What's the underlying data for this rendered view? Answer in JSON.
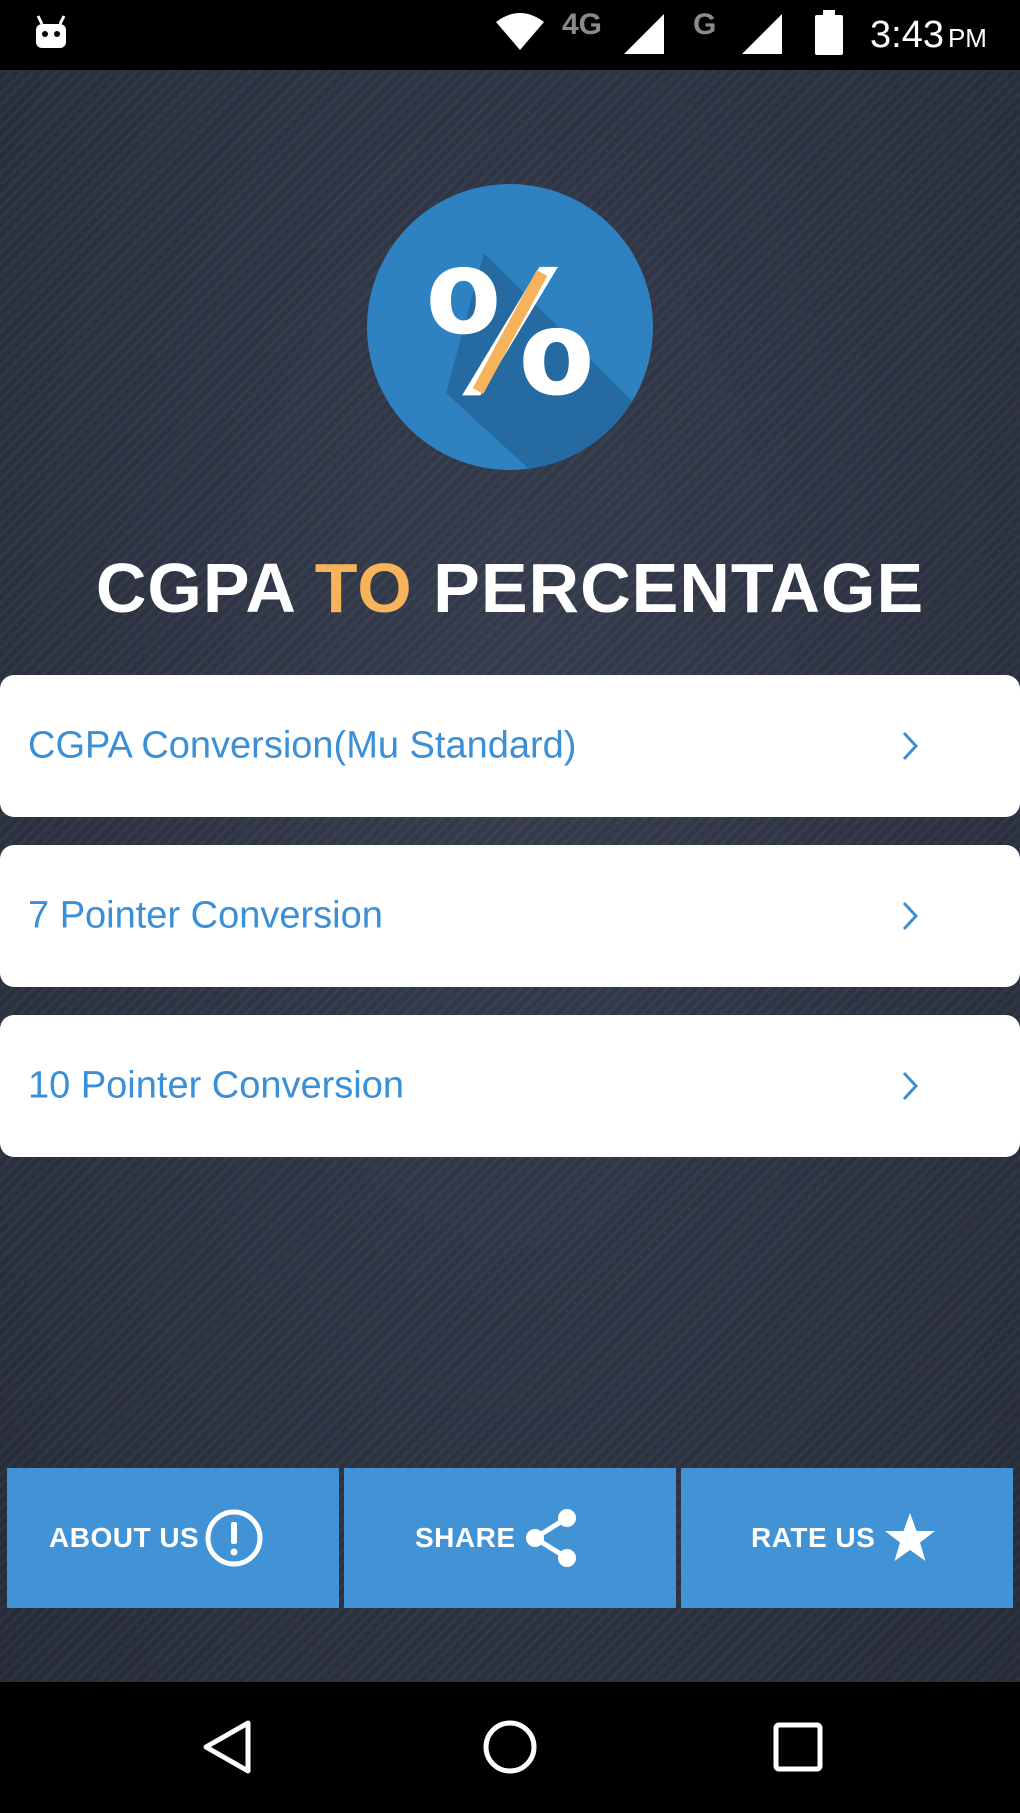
{
  "status_bar": {
    "network_label": "4G",
    "network2_label": "G",
    "time": "3:43",
    "ampm": "PM"
  },
  "app": {
    "title_part1": "CGPA",
    "title_part2": "TO",
    "title_part3": "PERCENTAGE",
    "logo_text": "%",
    "accent_color": "#f7b35b",
    "link_color": "#3a8fd6"
  },
  "menu": {
    "items": [
      {
        "label": "CGPA Conversion(Mu Standard)",
        "icon": "chevron-right-icon"
      },
      {
        "label": "7 Pointer Conversion",
        "icon": "chevron-right-icon"
      },
      {
        "label": "10 Pointer Conversion",
        "icon": "chevron-right-icon"
      }
    ]
  },
  "bottom_bar": {
    "about": {
      "label": "ABOUT US",
      "icon": "info-icon"
    },
    "share": {
      "label": "SHARE",
      "icon": "share-icon"
    },
    "rate": {
      "label": "RATE US",
      "icon": "star-icon"
    },
    "color": "#4293d6"
  },
  "nav_bar": {
    "back_icon": "back-triangle-icon",
    "home_icon": "home-circle-icon",
    "recents_icon": "recents-square-icon"
  }
}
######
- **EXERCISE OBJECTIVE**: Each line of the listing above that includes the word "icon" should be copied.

- **SOLUTION**:
        "icon": "chevron-right-icon"
        "icon": "chevron-right-icon"
        "icon": "chevron-right-icon"
      "icon": "info-icon"
      "icon": "share-icon"
      "icon": "star-icon"
    "back_icon": "back-triangle-icon",
    "home_icon": "home-circle-icon",
    "recents_icon": "recents-square-icon"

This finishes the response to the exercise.